Hate to say it, but your best option may be a new aerial.
We are getting 2 new trucks soon because one of the trucks frame was cracked. The truck was sent to the mfg to see if anything could be done...it was mentioned the machine used to turn out the frame is no longer around and that some type of repair used for cranes could be attempted, but nothing of which was proven for such a rig. In the end it was decided that since this is a life safety apparatus, the chance was not going to be taken.
If you talk with the mfg, they may be able to replace the frame, but the cost most likely will still be steep. The question then becomes if you want to have a new frame with the old engine, aerial, etc and have future problems? the cost savings today may not mean squat for the future.
I haven't had any experience with refurbing a ladder. My department did several years ago look at remounting a pumper. After upgrading everything to current NFPA specs, for another $30,000, we could purchase a new pumper. It really wasn't as cost effective as we thought.
Brian your correct Brother there was approximately $175,000.00 or more saved on two (2) 95' Platforms and two (2) 135' Aerials and that's per a truck and there was three (3) additional 50' booms with an approximate cost of $80,000.00 or more per a truck. Thats a huge savings for Okla City, now thats alot of money...And let me make a note of this all these trucks was E-one's with aluminum ladders and approximately 20 years old and that speaks for allot on an aerial and how much Okla City uses them...I dont know of any other company out there on the market that can say that. Plus with the money saved that can put another truck on the front line or whatever else you may need PA firefighter that is if your aerial device passes ECE or SAE third party testing...
Even if the ladder is visually in good shape, has the ladder been recently been tested to NFPA standards? Has the ladder been inspected for microcracks or had the beams and rungs X-rayed? How about the degree of wear to the slides, pulleys, cables, etc?
Then there is the torque box, the hydraulics, the outrigger system, and related components. Some of them are not in places that are easy to inspect.

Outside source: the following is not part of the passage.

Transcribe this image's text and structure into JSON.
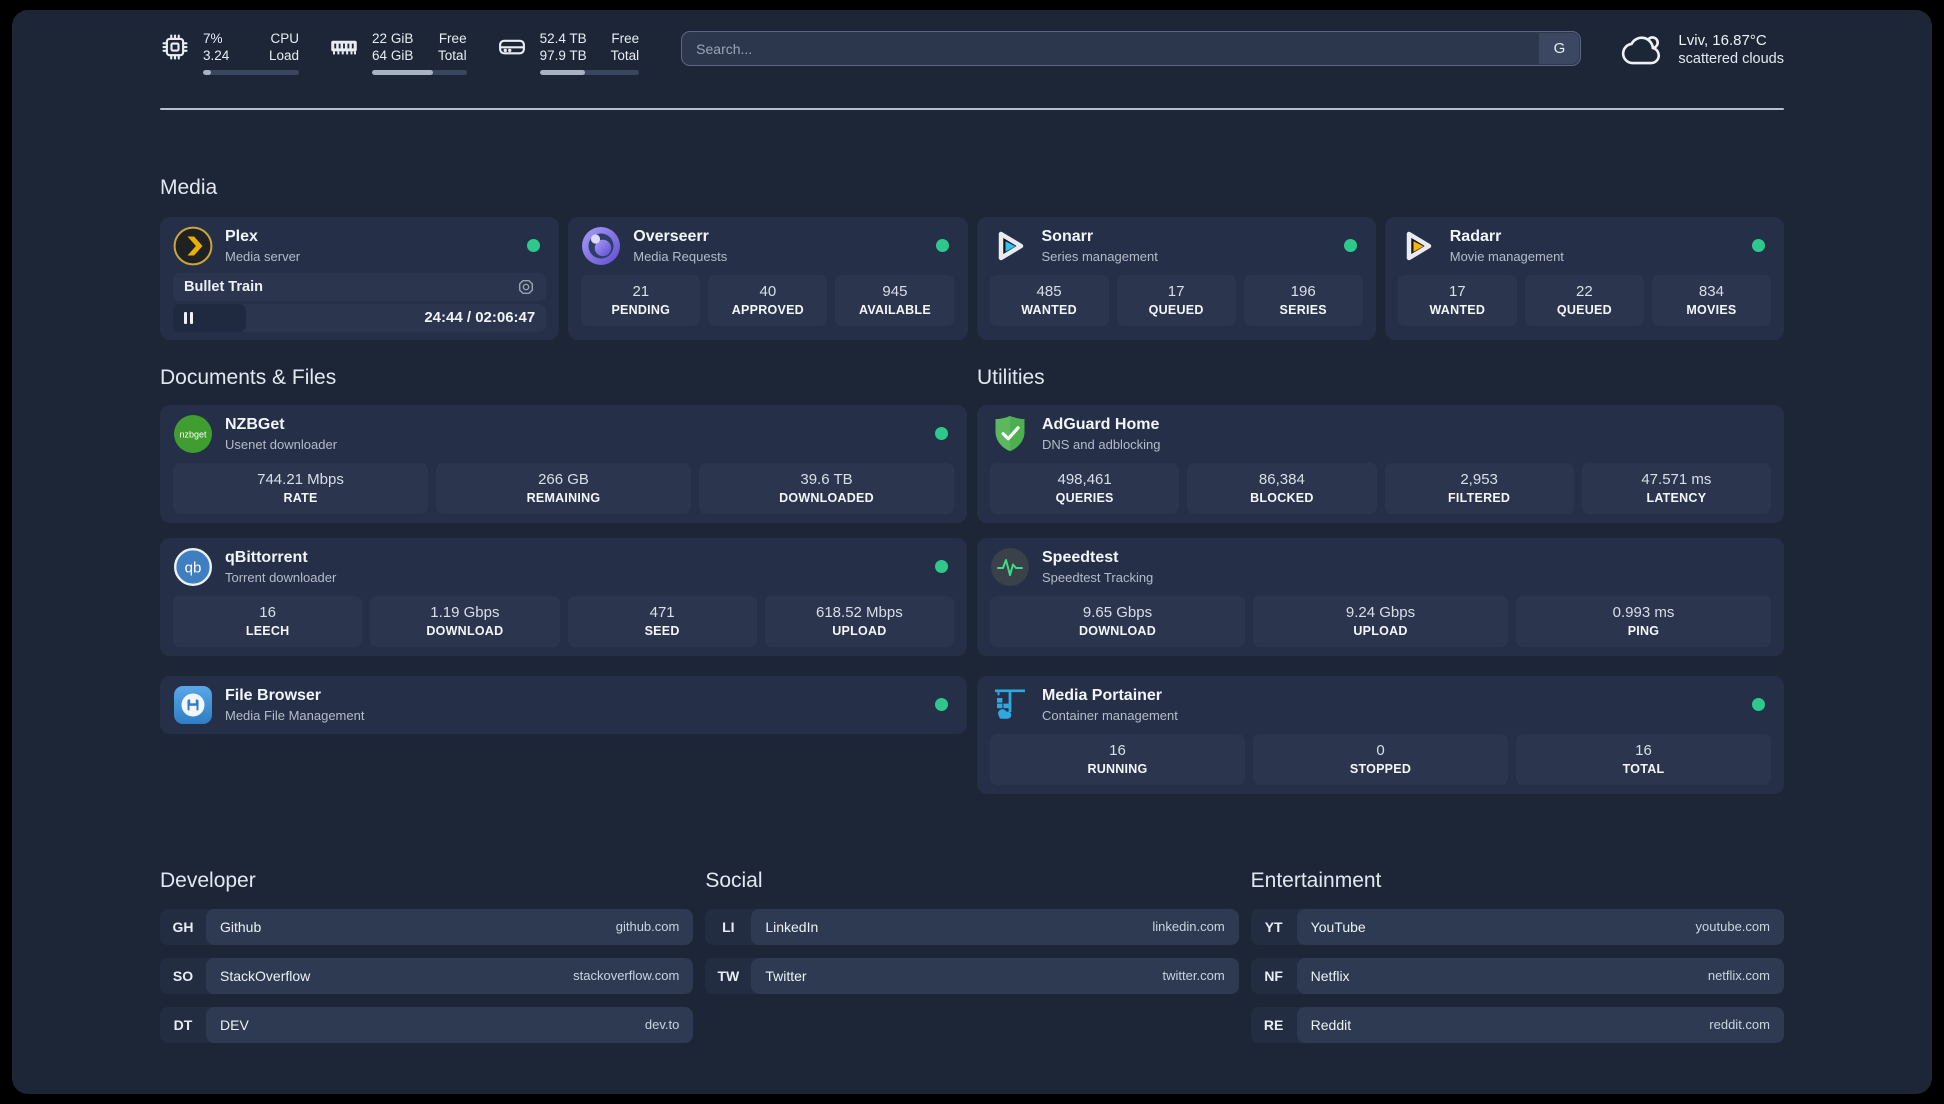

Before deciding on a remount, you need to make sure how an extensive the remount will really be.
The other component is deciding who does the remount. Specifying the original manufacturer may be the most expenxive remount option, but it is the only one I'd consider without really good evidence that another bidder could actually do the work to factory standards.
There are good remounts that will give several years of good service, particularly if the ladder company is not very busy and in climates where road salt or sea air don't cause corrosion problems. On the other hand, if you're not careful, you may end up with a new-looking old fire truck that isn't dependable.
Ben any time you do a third party testing thru a manufacture the entire ladder is checked from head to toe and even before it is sent back into service two (2) different UL inspectors have to certify it. The riggings that a ladder has to go thru is unreal before it is certified to go back into service, now granted there maybe some shade tree guys out there that claim they are ladder certified inspectors but you’re always going to have that. Your best bet PA is go back to whom your ladder was built by and start there, Like I said before if your ladder passes its still cheaper to drive another chassis under it and when that manufacture is done with it you wont be able to tell, it was even a used ladder setting on top of that truck.
Chief, I understand that - but just because the ladder can pass a test to NFPA specs doesn't mean that the non-ladder components that will be moved during the rechassis are in good enough shape to make the rechassis worth it in the long run.
I've seen a couple of really nice ladder rechassis jobs that only lasted a year or two prior to major failures in the hydraulic system, major corrosion problems, etc.
Ben what was the two (2) trucks you have seen that was rechassised? Not calling you out or anything but I would like to see what department it was and how long ago it was done and who made the truck and who done the repair just any o'l documentation. I mean if the ladder was steel then I would understand the longevity, but if it was aluminum then I would like to see documentation. As far as the running gear and the torque box, I know of one manufacture out there that has a life time warranty on those items and with that being said if the ladder passed testing and all other working components passed as well then I can not see justifying the expense of buying a whole truck and the time it would take to get one verses driving a new chassis under a refub ladder and the turn around being half the time and half the price....Make Since?